There are, of course, players who believe this should be a non-issue.
“That’s golf,” said David Graham, who won the most recent Open at Merion, in 1981. “It’s just the luck of the draw.”
But it can have a real impact. At the 2009 Masters — another tournament at which organizers don’t allow lift, clean and place — Kenny Perry was in a playoff with Angel Cabrera and came to his ball at the bottom of a hill in the 10th fairway. He found mud caked to the right side of his ball. He thought that would make his approach fly left, and told his caddie so.
“It’s a tough deal,” Perry said afterward.
“You don’t know quite what it’s going to do.”
The ball, indeed, flew left, but farther than Perry figured. He missed the green, made bogey, and lost the Masters.
Trevino, for one, put it on players to adjust to the conditions.
He said if mud balls are a problem — and this usually happens in the days after the rain, when the fairways start to cake up a bit — players shouldn’t hit the ball as high.
“I went so low that it cleaned itself before it stopped rolling,” he said. “You think that’s funny, but it’s true.”
But others argued that it’s not that easy anymore. Newer balls, argued Steve Stricker, are designed to spin less so that they launch higher. But with less spin, mud adheres more easily.
“Mud takes spin off,” Stricker said, “so it doesn’t take much mud to really affect that ball.”
Think about that as the rains fall Thursday at Merion, and wonder about it when there are errant shots from the middle of the fairway over the weekend. At some level, this is nothing more than pampered pros complaining about otherwise ideal conditions. At another, it could determine the outcome of the U.S. Open.

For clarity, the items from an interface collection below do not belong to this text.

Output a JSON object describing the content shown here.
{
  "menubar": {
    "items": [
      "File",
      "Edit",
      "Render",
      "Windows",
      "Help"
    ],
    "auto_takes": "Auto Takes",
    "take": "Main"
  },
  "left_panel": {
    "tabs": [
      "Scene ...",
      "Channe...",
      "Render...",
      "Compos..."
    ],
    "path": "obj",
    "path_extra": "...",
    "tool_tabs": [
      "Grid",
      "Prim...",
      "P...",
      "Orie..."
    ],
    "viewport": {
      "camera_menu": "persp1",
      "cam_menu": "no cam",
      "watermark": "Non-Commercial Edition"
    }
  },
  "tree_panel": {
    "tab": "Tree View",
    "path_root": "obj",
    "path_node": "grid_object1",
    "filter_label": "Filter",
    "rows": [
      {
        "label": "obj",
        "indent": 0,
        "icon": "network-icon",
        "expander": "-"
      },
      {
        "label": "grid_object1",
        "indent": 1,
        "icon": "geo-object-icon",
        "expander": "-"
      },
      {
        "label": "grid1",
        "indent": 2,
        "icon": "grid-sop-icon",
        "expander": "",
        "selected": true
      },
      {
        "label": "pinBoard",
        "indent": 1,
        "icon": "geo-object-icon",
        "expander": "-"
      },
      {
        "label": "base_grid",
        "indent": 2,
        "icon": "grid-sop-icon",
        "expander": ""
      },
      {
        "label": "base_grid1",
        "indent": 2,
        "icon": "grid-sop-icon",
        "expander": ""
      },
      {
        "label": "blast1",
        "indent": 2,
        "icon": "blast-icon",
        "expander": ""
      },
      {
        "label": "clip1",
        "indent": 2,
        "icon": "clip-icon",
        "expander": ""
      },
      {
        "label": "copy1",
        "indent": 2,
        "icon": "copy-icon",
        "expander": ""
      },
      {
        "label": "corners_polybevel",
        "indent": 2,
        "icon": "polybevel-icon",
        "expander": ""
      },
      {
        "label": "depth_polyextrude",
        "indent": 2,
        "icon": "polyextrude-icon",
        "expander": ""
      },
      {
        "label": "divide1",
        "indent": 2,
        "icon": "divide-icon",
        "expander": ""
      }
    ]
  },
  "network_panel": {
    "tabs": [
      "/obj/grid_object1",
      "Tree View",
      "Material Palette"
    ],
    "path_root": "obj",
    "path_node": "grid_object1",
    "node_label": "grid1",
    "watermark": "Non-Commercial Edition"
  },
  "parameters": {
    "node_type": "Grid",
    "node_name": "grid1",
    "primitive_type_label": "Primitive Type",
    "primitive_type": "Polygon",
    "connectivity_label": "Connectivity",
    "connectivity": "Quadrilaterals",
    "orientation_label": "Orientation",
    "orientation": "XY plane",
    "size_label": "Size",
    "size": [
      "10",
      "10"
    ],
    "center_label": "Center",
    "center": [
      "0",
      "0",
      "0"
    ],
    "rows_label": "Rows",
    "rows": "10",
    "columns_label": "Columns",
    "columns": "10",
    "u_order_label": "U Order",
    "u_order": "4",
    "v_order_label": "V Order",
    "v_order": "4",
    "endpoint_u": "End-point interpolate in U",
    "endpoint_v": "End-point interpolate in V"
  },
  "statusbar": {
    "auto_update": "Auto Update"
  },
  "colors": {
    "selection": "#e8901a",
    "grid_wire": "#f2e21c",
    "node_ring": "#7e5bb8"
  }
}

“We’re going to have to deal with it, I think,” Stricker said. “And yeah, it could decide who the champion is here this week, unfortunately.”